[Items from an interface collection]
--- --- ---
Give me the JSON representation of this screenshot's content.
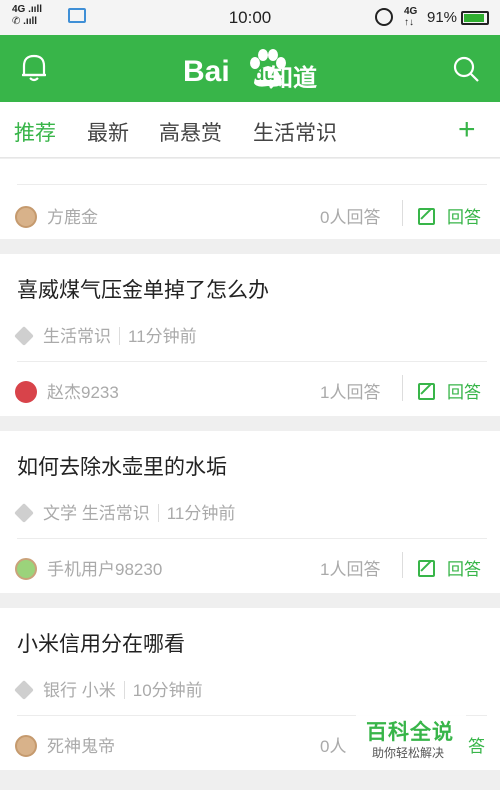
{
  "status_bar": {
    "signal_top": "4G .ııll",
    "signal_bottom": "✆ .ııll",
    "time": "10:00",
    "network": "4G",
    "network_sub": "↑↓",
    "battery": "91%",
    "battery_level": 0.91
  },
  "app_bar": {
    "logo_bai": "Bai",
    "logo_du": "du",
    "logo_zhidao": "知道",
    "brand_color": "#38b549"
  },
  "tabs": {
    "items": [
      "推荐",
      "最新",
      "高悬赏",
      "生活常识"
    ],
    "active_index": 0,
    "add_label": "+"
  },
  "partial_card": {
    "user": "方鹿金",
    "count": "0人回答",
    "answer_label": "回答"
  },
  "questions": [
    {
      "title": "喜威煤气压金单掉了怎么办",
      "tags": "生活常识",
      "time": "11分钟前",
      "user": "赵杰9233",
      "count": "1人回答",
      "answer_label": "回答"
    },
    {
      "title": "如何去除水壶里的水垢",
      "tags": "文学  生活常识",
      "time": "11分钟前",
      "user": "手机用户98230",
      "count": "1人回答",
      "answer_label": "回答"
    },
    {
      "title": "小米信用分在哪看",
      "tags": "银行  小米",
      "time": "10分钟前",
      "user": "死神鬼帝",
      "count": "0人",
      "answer_label": "答"
    }
  ],
  "watermark": {
    "title": "百科全说",
    "subtitle": "助你轻松解决"
  }
}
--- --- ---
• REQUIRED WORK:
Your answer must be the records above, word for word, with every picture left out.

• EXERCISE RESPONSE:
Give me the JSON representation of this screenshot's content.
{
  "status_bar": {
    "signal_top": "4G .ııll",
    "signal_bottom": "✆ .ııll",
    "time": "10:00",
    "network": "4G",
    "network_sub": "↑↓",
    "battery": "91%",
    "battery_level": 0.91
  },
  "app_bar": {
    "logo_bai": "Bai",
    "logo_du": "du",
    "logo_zhidao": "知道",
    "brand_color": "#38b549"
  },
  "tabs": {
    "items": [
      "推荐",
      "最新",
      "高悬赏",
      "生活常识"
    ],
    "active_index": 0,
    "add_label": "+"
  },
  "partial_card": {
    "user": "方鹿金",
    "count": "0人回答",
    "answer_label": "回答"
  },
  "questions": [
    {
      "title": "喜威煤气压金单掉了怎么办",
      "tags": "生活常识",
      "time": "11分钟前",
      "user": "赵杰9233",
      "count": "1人回答",
      "answer_label": "回答"
    },
    {
      "title": "如何去除水壶里的水垢",
      "tags": "文学  生活常识",
      "time": "11分钟前",
      "user": "手机用户98230",
      "count": "1人回答",
      "answer_label": "回答"
    },
    {
      "title": "小米信用分在哪看",
      "tags": "银行  小米",
      "time": "10分钟前",
      "user": "死神鬼帝",
      "count": "0人",
      "answer_label": "答"
    }
  ],
  "watermark": {
    "title": "百科全说",
    "subtitle": "助你轻松解决"
  }
}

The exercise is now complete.